Multi-segment marketing is crafting different marketing messages for the same product in order to appeal to a wider market. This is done by taking the overall market and creating segments within that market where each segment has a specific commonality.
Various ways to segment one general market
- By demographics. You can create segments based on age, gender, and even personal preferences – for example, people who love to shop online but don’t want to go into the store. Or, you can segment by who the audience is by allowing the visitor to self-identify.
- By intent of use. You may have a product that gets used in a variety of ways; in this case, you can offer the same product to various niches just by pointing out that your product is specifically for them. You can even accomplish this on the homepage of your website like this jazz band website does. They offer one service – the opportunity to hire a professional jazz band – but they offer four different ways. By providing these different options that appeal to four different markets, they know their marketing message will be properly targeted when visitors self-select their own target group.
- By price point. Sometimes all it takes to segment your market to reach different groups of people is a change in price. For example, an auto dealership has the opportunity to appeal to high-income and mid-range income people. Almost everyone would love to drive a brand new BMW, but only those with higher incomes can afford them. If a dealership started selling used BMWs, they’d reach more of their market because they would be providing options for people with a different income.To market your business as an auto dealer, you would only target your high-income earners when advertising in their exclusive spaces – like country club magazines, and other publications reserved for people with higher incomes. In these ads, it would be appropriate to advertise your brand new BMWs.You would target your mid-income earners by advertising in publications and spaces where they hang out, and your ads would be best to feature your used BMWs.

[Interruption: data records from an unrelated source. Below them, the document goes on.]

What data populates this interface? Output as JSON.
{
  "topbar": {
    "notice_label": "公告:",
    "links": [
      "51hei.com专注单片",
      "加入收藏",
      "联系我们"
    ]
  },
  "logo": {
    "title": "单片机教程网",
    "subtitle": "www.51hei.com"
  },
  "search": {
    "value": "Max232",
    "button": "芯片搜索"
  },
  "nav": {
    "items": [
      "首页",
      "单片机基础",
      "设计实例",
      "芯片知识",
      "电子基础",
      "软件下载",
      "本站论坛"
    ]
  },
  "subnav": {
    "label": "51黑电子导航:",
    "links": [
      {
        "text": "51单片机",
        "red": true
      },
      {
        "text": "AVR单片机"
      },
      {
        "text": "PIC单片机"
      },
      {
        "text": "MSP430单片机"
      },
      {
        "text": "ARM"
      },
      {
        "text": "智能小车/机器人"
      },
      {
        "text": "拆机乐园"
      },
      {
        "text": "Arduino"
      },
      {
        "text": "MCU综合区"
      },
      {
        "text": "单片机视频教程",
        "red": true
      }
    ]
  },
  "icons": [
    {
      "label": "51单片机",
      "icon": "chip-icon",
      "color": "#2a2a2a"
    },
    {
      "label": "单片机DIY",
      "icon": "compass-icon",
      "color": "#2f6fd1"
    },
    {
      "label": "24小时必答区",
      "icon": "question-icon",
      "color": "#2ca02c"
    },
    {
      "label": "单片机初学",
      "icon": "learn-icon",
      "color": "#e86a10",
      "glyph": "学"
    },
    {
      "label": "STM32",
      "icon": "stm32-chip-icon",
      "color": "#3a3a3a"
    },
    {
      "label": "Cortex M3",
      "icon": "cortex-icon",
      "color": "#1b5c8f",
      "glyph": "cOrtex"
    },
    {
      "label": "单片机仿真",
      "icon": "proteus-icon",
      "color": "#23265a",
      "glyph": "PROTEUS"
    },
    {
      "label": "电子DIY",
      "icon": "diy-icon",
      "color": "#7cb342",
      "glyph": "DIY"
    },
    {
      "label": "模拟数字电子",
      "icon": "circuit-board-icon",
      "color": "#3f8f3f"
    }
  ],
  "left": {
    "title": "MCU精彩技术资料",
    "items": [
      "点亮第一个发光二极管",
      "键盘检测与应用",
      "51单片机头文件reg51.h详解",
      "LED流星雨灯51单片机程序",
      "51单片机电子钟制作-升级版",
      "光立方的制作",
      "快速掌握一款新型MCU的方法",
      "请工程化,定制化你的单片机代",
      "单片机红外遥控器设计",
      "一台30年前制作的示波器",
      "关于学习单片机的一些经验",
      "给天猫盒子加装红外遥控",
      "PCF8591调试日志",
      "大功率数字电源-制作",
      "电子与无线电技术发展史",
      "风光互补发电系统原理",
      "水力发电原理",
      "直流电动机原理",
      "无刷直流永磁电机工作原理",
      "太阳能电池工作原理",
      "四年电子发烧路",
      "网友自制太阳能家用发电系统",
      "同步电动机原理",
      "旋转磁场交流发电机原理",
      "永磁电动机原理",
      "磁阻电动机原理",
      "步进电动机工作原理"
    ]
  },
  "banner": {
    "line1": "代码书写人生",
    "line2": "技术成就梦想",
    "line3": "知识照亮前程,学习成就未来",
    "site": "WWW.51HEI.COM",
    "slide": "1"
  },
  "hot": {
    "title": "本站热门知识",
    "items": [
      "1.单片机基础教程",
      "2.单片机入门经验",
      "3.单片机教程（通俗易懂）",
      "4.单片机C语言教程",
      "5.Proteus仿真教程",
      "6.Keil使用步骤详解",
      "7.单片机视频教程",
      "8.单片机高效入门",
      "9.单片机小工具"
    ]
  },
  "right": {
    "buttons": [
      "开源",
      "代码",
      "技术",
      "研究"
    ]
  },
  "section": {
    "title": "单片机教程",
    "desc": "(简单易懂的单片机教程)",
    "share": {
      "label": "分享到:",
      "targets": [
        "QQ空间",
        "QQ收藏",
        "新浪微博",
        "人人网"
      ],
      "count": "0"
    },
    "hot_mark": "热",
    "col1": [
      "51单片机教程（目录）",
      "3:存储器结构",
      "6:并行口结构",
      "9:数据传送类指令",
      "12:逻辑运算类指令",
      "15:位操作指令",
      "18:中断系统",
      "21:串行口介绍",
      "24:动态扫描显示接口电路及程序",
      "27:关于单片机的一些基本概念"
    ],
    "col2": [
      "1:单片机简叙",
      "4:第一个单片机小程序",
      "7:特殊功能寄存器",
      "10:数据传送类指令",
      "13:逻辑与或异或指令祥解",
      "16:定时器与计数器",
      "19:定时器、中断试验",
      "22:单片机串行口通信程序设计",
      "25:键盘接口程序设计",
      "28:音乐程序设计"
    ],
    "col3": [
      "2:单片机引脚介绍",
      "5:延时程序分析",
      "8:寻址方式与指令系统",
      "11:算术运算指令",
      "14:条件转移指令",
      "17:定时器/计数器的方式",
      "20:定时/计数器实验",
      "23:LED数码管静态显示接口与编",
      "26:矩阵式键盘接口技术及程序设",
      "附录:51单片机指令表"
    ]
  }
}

A practical approach to segmenting your market
1. Ask yourself if your product has a competitive advantage.
If your product is a piece of accounting software, for example, you won’t have a competitive advantage when selling it to a local mail center over a retail outlet.
However, if your product is a piece of accounting software that runs on the iPad, syncs with the iPhone, and is specifically built to accommodate taking orders from customers on the go, you’ll have a significant competitive advantage when marketing it to restaurants and drive-through coffee shops because those are features they need.
2. If your product has a competitive advantage, focus there first.
By focusing on the segment where you have a competitive advantage, you’ll find the most leverage and the fastest sales.
3. Create a Customer Value Proposition (CVP) for every segment of your market.
This is the unique offering you’ll use to market to each of your segments. The CVP is what customers want to get out of your product. What will it do for them? What will it add to their life? What pain will it solve?
Cleverism.com has a complete guide to market segmentation that outlines the process in a step-by-step guide with an explanation of the major types of segmentation and how they are defined.
The other side of the coin
Some research has indicated there could be a downside to using different marketing messages to promote the same product. The question is whether it affects people negatively when they are exposed to ads that are targeted to people from a different demographic. What will people think about the product if they see it advertised in a way that doesn’t appeal to them? Considering how much advertising people are exposed to online, it’s bound to happen and you need to consider how it might affect your marketing efforts.
In the study described in the link above, multiple advertisements were designed to promote a game where players were settlers working to build a new country. The advertisements were designed to appeal to very different groups of people. When participants were first shown the ad targeting someone else’s group and then the ad targeting their group, they were more inclined to make the purchase.
Conversely, when participants were first shown the ad targeting their own group, and then they were shown the ad aimed at another group, they were less inclined to buy the game. Perhaps because the second non-targeted ad could have made them think the game isn’t really for them, after all.
Overall, people like feeling special. They like knowing that products and services are designed just for them. Making your customers feel special is the foundation of successfully marketing your business and building loyalty for your brand. By presenting your products and services to specific groups of people based on their targeted needs, you’ll be ten steps ahead of everyone else and success will be in sight.